By Debra MayeuxAZTEC — The tall tale has it that 60 years ago this month, a UFO crashed in Hart Canyon, north of Aztec. Supposedly there were charred alien bodies aboard the craft, which was knocked out of the sky by a radar beam.
The Daily Times
The Daily Times
The Aztec Library began telling this story 11 years ago to raise money for a new building. With the story came national attention and the start of an annual UFO symposium.
The Aztec UFO Symposium opens Friday with a speakers meet-and-greet dinner. It will continue Saturday with internationally known speakers and vendors at the Aztec Masonic Lodge, 1020 N. Aztec Blvd.
The symposium began humbly with the work of Leanne Hathcock, librarian, and Scott Ramsey, a UFO investigator from North Carolina. Ramsey became a patron and assisted in finding reputable speakers.
"We've always been blessed with really good speakers, but this year is really exceptional," Ramsey said.
Since first reading about the March 1948 crash in a book, Ramsey has requested sealed documents, interviewed witnesses and worked on his own manuscript with the help of his wife, Suzanne Ninos, formerly of Farmington. The couple will present recent findings on the crash at the symposium.
"I always come to give new updates on Aztec," he said.
One of those updates includes interviews with friends and relatives of the late Rev. Autrey Brown, of the Mancos Baptist Church. Ramsey recently was contacted by a couple who knew Brown and his story of contact with military personnel after the reported crash of a saucer in Aztec.
"He called his closest friends together and talked about the commotion on Hart Canyon Road.
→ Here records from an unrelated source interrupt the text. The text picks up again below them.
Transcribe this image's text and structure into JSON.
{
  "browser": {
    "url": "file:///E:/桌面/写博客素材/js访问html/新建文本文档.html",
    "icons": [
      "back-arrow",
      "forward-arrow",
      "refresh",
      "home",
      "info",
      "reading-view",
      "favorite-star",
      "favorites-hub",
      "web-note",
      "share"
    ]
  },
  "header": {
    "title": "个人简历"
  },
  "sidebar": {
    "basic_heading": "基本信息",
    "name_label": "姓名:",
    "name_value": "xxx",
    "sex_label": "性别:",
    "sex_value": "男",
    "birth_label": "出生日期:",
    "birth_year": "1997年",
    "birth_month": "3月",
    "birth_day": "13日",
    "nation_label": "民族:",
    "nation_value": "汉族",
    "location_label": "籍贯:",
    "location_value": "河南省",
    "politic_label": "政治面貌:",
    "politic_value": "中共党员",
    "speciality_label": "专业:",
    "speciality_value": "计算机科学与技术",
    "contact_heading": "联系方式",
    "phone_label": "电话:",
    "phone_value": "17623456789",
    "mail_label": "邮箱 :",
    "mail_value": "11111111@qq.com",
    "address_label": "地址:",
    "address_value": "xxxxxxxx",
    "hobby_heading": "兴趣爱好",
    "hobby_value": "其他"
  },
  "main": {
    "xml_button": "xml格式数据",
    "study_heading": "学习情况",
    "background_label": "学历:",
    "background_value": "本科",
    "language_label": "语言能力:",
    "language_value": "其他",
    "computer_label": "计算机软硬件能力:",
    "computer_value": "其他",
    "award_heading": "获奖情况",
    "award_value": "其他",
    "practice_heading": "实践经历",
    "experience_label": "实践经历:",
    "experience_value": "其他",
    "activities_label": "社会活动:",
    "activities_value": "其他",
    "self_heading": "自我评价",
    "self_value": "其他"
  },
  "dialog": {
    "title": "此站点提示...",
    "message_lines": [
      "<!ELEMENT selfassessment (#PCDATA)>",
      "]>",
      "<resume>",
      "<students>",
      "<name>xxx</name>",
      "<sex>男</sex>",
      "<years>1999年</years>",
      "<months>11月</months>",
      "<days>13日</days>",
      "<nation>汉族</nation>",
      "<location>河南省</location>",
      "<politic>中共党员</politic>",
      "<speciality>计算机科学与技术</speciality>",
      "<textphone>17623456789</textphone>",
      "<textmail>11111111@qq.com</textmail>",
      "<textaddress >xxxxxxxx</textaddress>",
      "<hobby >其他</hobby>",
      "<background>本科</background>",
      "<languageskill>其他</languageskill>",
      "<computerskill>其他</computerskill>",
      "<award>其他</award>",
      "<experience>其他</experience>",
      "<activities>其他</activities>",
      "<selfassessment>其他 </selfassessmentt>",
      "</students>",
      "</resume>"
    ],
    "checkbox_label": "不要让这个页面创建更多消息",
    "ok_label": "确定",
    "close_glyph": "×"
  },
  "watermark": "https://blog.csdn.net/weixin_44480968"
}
He said he saw the craft, the bodies, and he was there when the military swore them to secrecy," Ramsey said.
Ramsey receives e-mails each week and follows up on the leads.
He recently received 268 documents from the FBI. Those were papers he previously was told did not exist. "They withheld 123 documents in the interest of national security," Ramsey said.
Other speakers include internationally known ufologist Stanton Friedman; Jesse Marcel Jr., whose father was one of the military officers at the purported Roswell crash; Timothy Good, of England, speaking on military intelligence and UFOs; Ted Phillips, a top investigator of physical trace evidence around UFOs; James Carrion, director of the International Mutual UFO Network; Duane Tudahl, producer of the History Channel's "UFO Files"; and Ken Storch, a law enforcement officer.
"The reason (the symposium remains successful) is we stick to our guns and bring in qualified scientific speakers," Ramsey said.
Friedman is a member of the scientific community, a nuclear physicist by profession. He believes interstellar travel is possible at the speed of light and that it doesn't take as long as some scientists say. He argues that the scientific community allows the government to hide the truth about space flight, flying saucers and extraterrestrials.
This will be the topic of his lecture and new book, "Flying Saucers and Science," published by New Page Books.
"The book is sort of my magnum opus," Friedman said. "I take off on the SETI movement. I call it Silly Effort to Investigate.'"
He will talk about press coverage of UFO sightings and opinion polls surrounding UFOs and life on other planets, which Friedman insists exists. In classrooms and at lectures, Friedman said "typically 10 percent of people think they saw a UFO, but very few report them."
Friedman said he is not a "closet ufologist," and most people do take him seriously.
"I've had 11 hecklers in 700 lectures," he said.
The meet-and-greet dinner Friday is $15 a person. Entrance to the two-day symposium is $30 per person or $20 for students and seniors. The police, military, firefighters and EMTs receive free admission.
Information: Aztec Public Library, (505) 334-7657 or on the Web at www.AztecUFO.com.